There was a football game played on Rich Brooks Field at Autzen Stadium Saturday evening, but 20 rows up from the left corner of the west end zone, something bigger than football was happening.
Brenda Tracy was sitting in the stands at a football game rooting for Mike Riley, the man who coached two Oregon State football players who gang raped Tracy along with two other men in 1998. Tracy wasn’t wearing red and she wasn’t there in support of the Oregon Ducks, she was there to see a man who had a role in changing her life and has now become one of her allies.
Riley got a call late last week from Tracy, asking if they could meet and Riley be introduced to Tracy’s two sons, Darius, 24, and Devante, 23. “We went to work on it,” Riley said and pulled together three tickets for Tracy and her sons to attend the game and meet him after it had concluded.
Originally, Darius didn’t want to go. He was five years old when his mother was raped near Oregon State’s campus, and he remains deeply loyal to her. When news broke of the assault, Riley called it “a bad choice” and suspended the players one game.
“A lot of difficult things happened with our family in those 16 years before I came forward with my story,” Tracy said. “Coach Riley has not only had an impact on me but he’s had an impact on my sons.
“I applaud their loyalty to me to be able to support me no matter what and also their courage to face someone who really impacted our lives.”
Darius ultimately decided to make the trip from Portland down to Eugene with his brother and his mom. “I’m mainly here for my mother, for support,” he said, but he didn’t know what to expect when meeting Riley for the first time.
Devante didn’t either, but he saw the chance to meet the Nebraska head coach as an opportunity to continue the healing process.
“He doesn’t have to do anything for her,” he said. “It makes it seem like he’s being genuine and really wants to make sure that he can try and do what he can to reconcile what happened in the past. You can’t fix what happened but at least he can let my mom know that he genuinely is sorry for what happened.”
Tracy first met with Riley 18 months ago, when she was invited to speak with him and the Huskers team about her sexual assault and its lasting damage. She hated Riley for the role he played, for victimizing her, but she went. Then she journeyed back to Lincoln last year for the Huskers spring game, her relationship with Riley growing with each visit.
“The first trip was really an important trip for me, Tracy said, “but it was kind of the keeping in touch in between and then my trip to the spring game that really solidified to me that this is real, this man really cares about me and what happened that first trip really happened.”
Now they exchange texts every now and again, nothing too serious and most of the time it’s prompted by random things here and there. Tracy said Riley doesn’t need to do that, but he does. He didn’t need to invite her to the Huskers facility, but he did. He didn’t need to nominate her for the Arthur Ashe Courage Award at the ESPYs, but he did. He didn’t have to give her tickets to the Huskers’ game Saturday, but he did.

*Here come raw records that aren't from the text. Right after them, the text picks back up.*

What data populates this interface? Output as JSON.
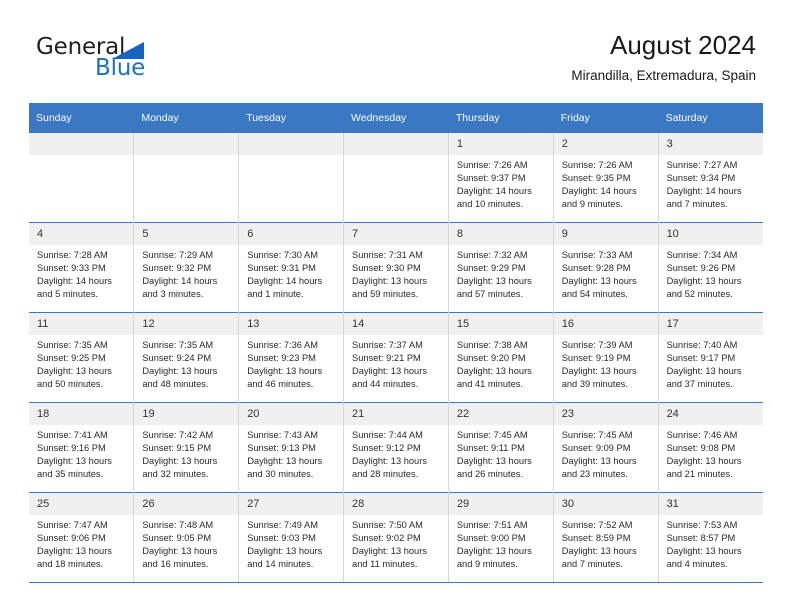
{
  "brand": {
    "name_part1": "General",
    "name_part2": "Blue",
    "triangle_color": "#1565c0",
    "blue_color": "#1c71bd"
  },
  "header": {
    "title": "August 2024",
    "subtitle": "Mirandilla, Extremadura, Spain"
  },
  "theme": {
    "header_row_bg": "#3b78c3",
    "header_row_text": "#ffffff",
    "day_number_bg": "#f0f0f0",
    "cell_bg": "#ffffff",
    "grid_line": "#3b78c3"
  },
  "weekdays": [
    "Sunday",
    "Monday",
    "Tuesday",
    "Wednesday",
    "Thursday",
    "Friday",
    "Saturday"
  ],
  "weeks": [
    [
      {
        "day": "",
        "empty": true,
        "lines": []
      },
      {
        "day": "",
        "empty": true,
        "lines": []
      },
      {
        "day": "",
        "empty": true,
        "lines": []
      },
      {
        "day": "",
        "empty": true,
        "lines": []
      },
      {
        "day": "1",
        "empty": false,
        "lines": [
          "Sunrise: 7:26 AM",
          "Sunset: 9:37 PM",
          "Daylight: 14 hours",
          "and 10 minutes."
        ]
      },
      {
        "day": "2",
        "empty": false,
        "lines": [
          "Sunrise: 7:26 AM",
          "Sunset: 9:35 PM",
          "Daylight: 14 hours",
          "and 9 minutes."
        ]
      },
      {
        "day": "3",
        "empty": false,
        "lines": [
          "Sunrise: 7:27 AM",
          "Sunset: 9:34 PM",
          "Daylight: 14 hours",
          "and 7 minutes."
        ]
      }
    ],
    [
      {
        "day": "4",
        "empty": false,
        "lines": [
          "Sunrise: 7:28 AM",
          "Sunset: 9:33 PM",
          "Daylight: 14 hours",
          "and 5 minutes."
        ]
      },
      {
        "day": "5",
        "empty": false,
        "lines": [
          "Sunrise: 7:29 AM",
          "Sunset: 9:32 PM",
          "Daylight: 14 hours",
          "and 3 minutes."
        ]
      },
      {
        "day": "6",
        "empty": false,
        "lines": [
          "Sunrise: 7:30 AM",
          "Sunset: 9:31 PM",
          "Daylight: 14 hours",
          "and 1 minute."
        ]
      },
      {
        "day": "7",
        "empty": false,
        "lines": [
          "Sunrise: 7:31 AM",
          "Sunset: 9:30 PM",
          "Daylight: 13 hours",
          "and 59 minutes."
        ]
      },
      {
        "day": "8",
        "empty": false,
        "lines": [
          "Sunrise: 7:32 AM",
          "Sunset: 9:29 PM",
          "Daylight: 13 hours",
          "and 57 minutes."
        ]
      },
      {
        "day": "9",
        "empty": false,
        "lines": [
          "Sunrise: 7:33 AM",
          "Sunset: 9:28 PM",
          "Daylight: 13 hours",
          "and 54 minutes."
        ]
      },
      {
        "day": "10",
        "empty": false,
        "lines": [
          "Sunrise: 7:34 AM",
          "Sunset: 9:26 PM",
          "Daylight: 13 hours",
          "and 52 minutes."
        ]
      }
    ],
    [
      {
        "day": "11",
        "empty": false,
        "lines": [
          "Sunrise: 7:35 AM",
          "Sunset: 9:25 PM",
          "Daylight: 13 hours",
          "and 50 minutes."
        ]
      },
      {
        "day": "12",
        "empty": false,
        "lines": [
          "Sunrise: 7:35 AM",
          "Sunset: 9:24 PM",
          "Daylight: 13 hours",
          "and 48 minutes."
        ]
      },
      {
        "day": "13",
        "empty": false,
        "lines": [
          "Sunrise: 7:36 AM",
          "Sunset: 9:23 PM",
          "Daylight: 13 hours",
          "and 46 minutes."
        ]
      },
      {
        "day": "14",
        "empty": false,
        "lines": [
          "Sunrise: 7:37 AM",
          "Sunset: 9:21 PM",
          "Daylight: 13 hours",
          "and 44 minutes."
        ]
      },
      {
        "day": "15",
        "empty": false,
        "lines": [
          "Sunrise: 7:38 AM",
          "Sunset: 9:20 PM",
          "Daylight: 13 hours",
          "and 41 minutes."
        ]
      },
      {
        "day": "16",
        "empty": false,
        "lines": [
          "Sunrise: 7:39 AM",
          "Sunset: 9:19 PM",
          "Daylight: 13 hours",
          "and 39 minutes."
        ]
      },
      {
        "day": "17",
        "empty": false,
        "lines": [
          "Sunrise: 7:40 AM",
          "Sunset: 9:17 PM",
          "Daylight: 13 hours",
          "and 37 minutes."
        ]
      }
    ],
    [
      {
        "day": "18",
        "empty": false,
        "lines": [
          "Sunrise: 7:41 AM",
          "Sunset: 9:16 PM",
          "Daylight: 13 hours",
          "and 35 minutes."
        ]
      },
      {
        "day": "19",
        "empty": false,
        "lines": [
          "Sunrise: 7:42 AM",
          "Sunset: 9:15 PM",
          "Daylight: 13 hours",
          "and 32 minutes."
        ]
      },
      {
        "day": "20",
        "empty": false,
        "lines": [
          "Sunrise: 7:43 AM",
          "Sunset: 9:13 PM",
          "Daylight: 13 hours",
          "and 30 minutes."
        ]
      },
      {
        "day": "21",
        "empty": false,
        "lines": [
          "Sunrise: 7:44 AM",
          "Sunset: 9:12 PM",
          "Daylight: 13 hours",
          "and 28 minutes."
        ]
      },
      {
        "day": "22",
        "empty": false,
        "lines": [
          "Sunrise: 7:45 AM",
          "Sunset: 9:11 PM",
          "Daylight: 13 hours",
          "and 26 minutes."
        ]
      },
      {
        "day": "23",
        "empty": false,
        "lines": [
          "Sunrise: 7:45 AM",
          "Sunset: 9:09 PM",
          "Daylight: 13 hours",
          "and 23 minutes."
        ]
      },
      {
        "day": "24",
        "empty": false,
        "lines": [
          "Sunrise: 7:46 AM",
          "Sunset: 9:08 PM",
          "Daylight: 13 hours",
          "and 21 minutes."
        ]
      }
    ],
    [
      {
        "day": "25",
        "empty": false,
        "lines": [
          "Sunrise: 7:47 AM",
          "Sunset: 9:06 PM",
          "Daylight: 13 hours",
          "and 18 minutes."
        ]
      },
      {
        "day": "26",
        "empty": false,
        "lines": [
          "Sunrise: 7:48 AM",
          "Sunset: 9:05 PM",
          "Daylight: 13 hours",
          "and 16 minutes."
        ]
      },
      {
        "day": "27",
        "empty": false,
        "lines": [
          "Sunrise: 7:49 AM",
          "Sunset: 9:03 PM",
          "Daylight: 13 hours",
          "and 14 minutes."
        ]
      },
      {
        "day": "28",
        "empty": false,
        "lines": [
          "Sunrise: 7:50 AM",
          "Sunset: 9:02 PM",
          "Daylight: 13 hours",
          "and 11 minutes."
        ]
      },
      {
        "day": "29",
        "empty": false,
        "lines": [
          "Sunrise: 7:51 AM",
          "Sunset: 9:00 PM",
          "Daylight: 13 hours",
          "and 9 minutes."
        ]
      },
      {
        "day": "30",
        "empty": false,
        "lines": [
          "Sunrise: 7:52 AM",
          "Sunset: 8:59 PM",
          "Daylight: 13 hours",
          "and 7 minutes."
        ]
      },
      {
        "day": "31",
        "empty": false,
        "lines": [
          "Sunrise: 7:53 AM",
          "Sunset: 8:57 PM",
          "Daylight: 13 hours",
          "and 4 minutes."
        ]
      }
    ]
  ]
}
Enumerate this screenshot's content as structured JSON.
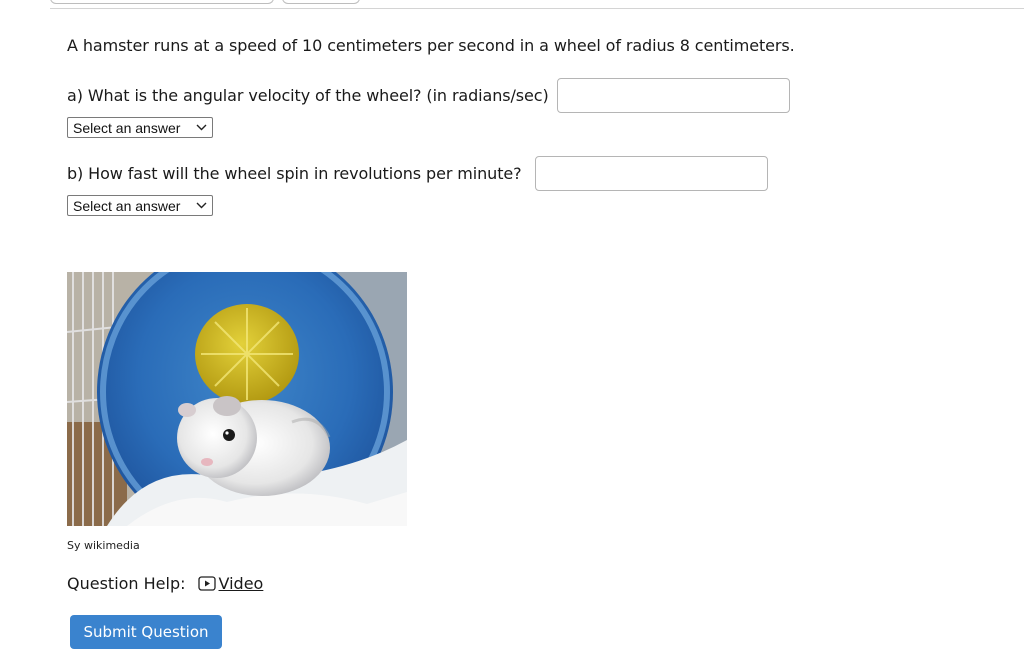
{
  "question": {
    "text": "A hamster runs at a speed of 10 centimeters per second in a wheel of radius 8 centimeters."
  },
  "parts": [
    {
      "label": "a) What is the angular velocity of the wheel? (in radians/sec)",
      "input_value": "",
      "select_value": "Select an answer"
    },
    {
      "label": "b) How fast will the wheel spin in revolutions per minute?",
      "input_value": "",
      "select_value": "Select an answer"
    }
  ],
  "image": {
    "attribution": "Sy wikimedia"
  },
  "help": {
    "label": "Question Help:",
    "video_label": "Video",
    "video_icon": "play-icon"
  },
  "submit": {
    "label": "Submit Question",
    "color": "#3a83ce"
  }
}
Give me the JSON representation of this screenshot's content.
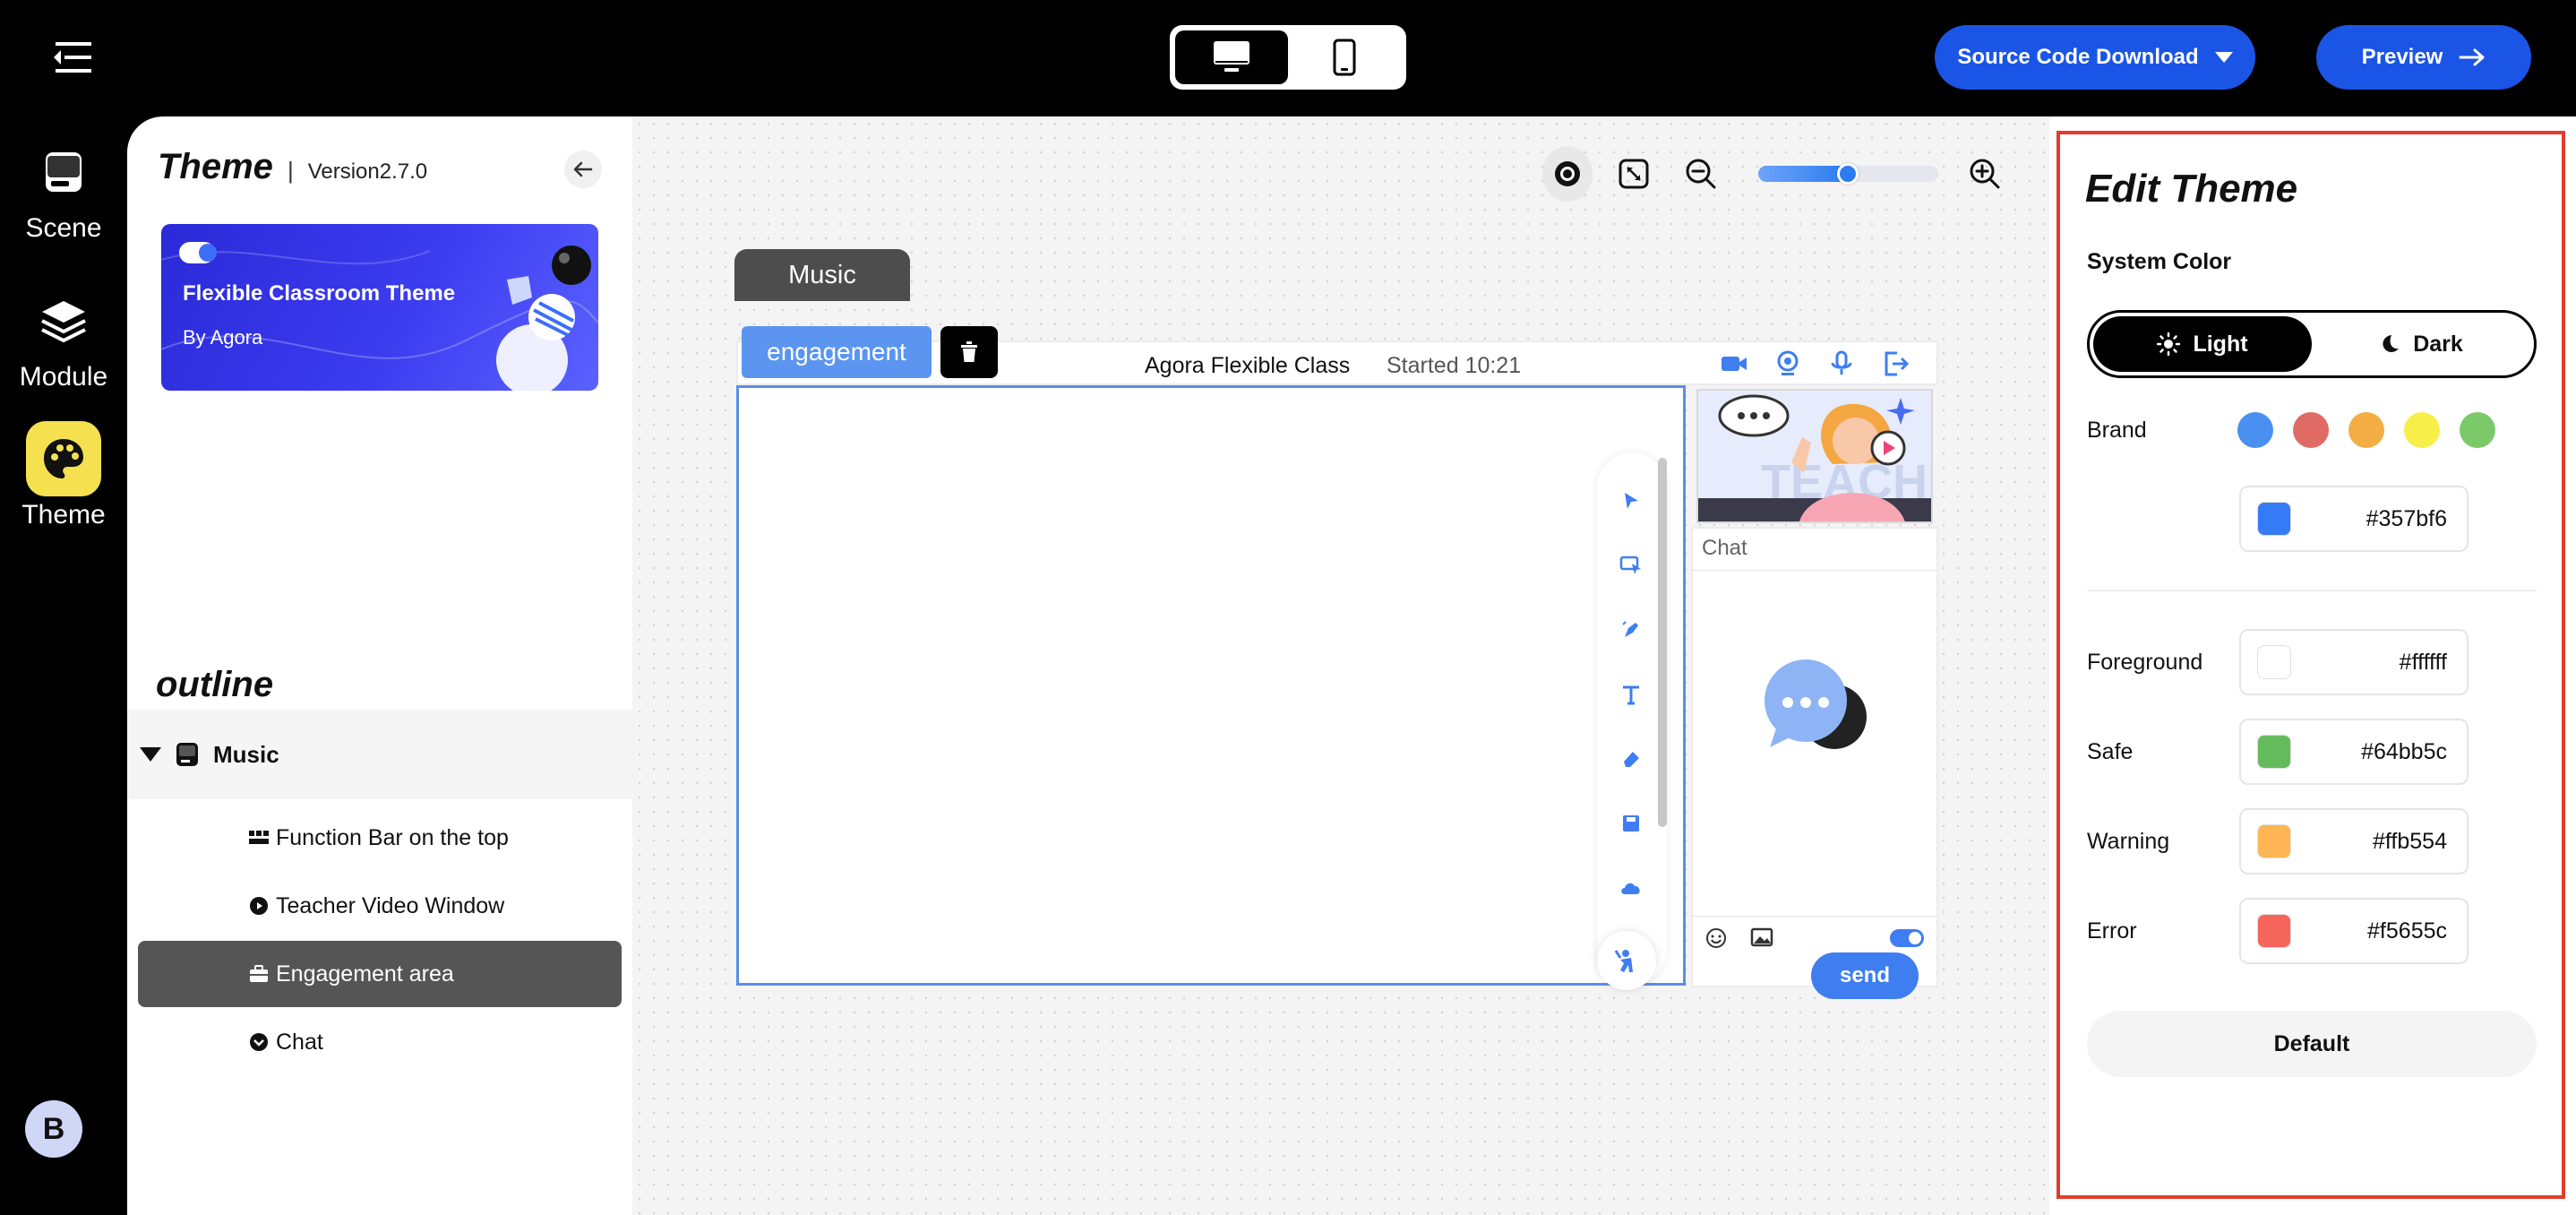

“You always get concerned about PR and how things look and you wonder if people have ulterior motives but I think that Coach Riley’s motives are real, he wants me to be okay,” Tracy said.
Tracy never expected any of this either. Twenty-four months ago, she never would have anticipated forming a relationship with Riley, not up until the moment she first arrived in Lincoln.
“Even coming forward with my story I didn’t think any of this would happen,” she said. “I thought I would come forward and people would talk about it for 15 minutes and I’d just go back to my job. I never thought any of this would happen.”
Since coming forward, Tracy has spoken at dozens of colleges and football programs across the country about sexual assault and violence towards women, including Baylor and Oklahoma. She’s worked with the NCAA, the Pac-12 and Oregon State directly to ensure that other women don’t have to endure what she’s been made to. She told me last year that her goal is to make you uncomfortable because it’s only when we’re uncomfortable with what’s happening around us that we make real change.
“I’ve watched with admiration the work that she’s doing in the world to help educate,” Riley said of Tracy. “I think she’s brave and tough and spreads a message that needs to be spread, and does it in such a unique, great fashion that we’re all thankful for.”
When Riley finally met Tracy’s two sons on Saturday, they shook hands, they talked for a while and they took a few pictures together. Devante and Darius weren’t sure what to expect going in, but neither did Riley. “I had no idea what to expect,” he said.
And even though Riley’s football team lost its game on Rich Brooks Field inside Autzen Stadium, something bigger happened on the steps outside. Riley said he didn’t know Tracy’s whole story before. “As hard as it was, I’m glad I do now,” he said. And for Tracy and her sons, there’s a little bit of relief in knowing Riley means that.
“I know that if he could go back in time and change things,” Tracy said, “I believe he would.”
Derek is a newbie on the Hail Varsity staff covering Husker athletics. In college, he was best known as ‘that guy from Twitter.’ He has covered a Sugar Bowl, a tennis national championship and almost everything in between (except an NCAA men’s basketball tournament game… *tears*). In his spare time, he can be found arguing with literally anyone about sports.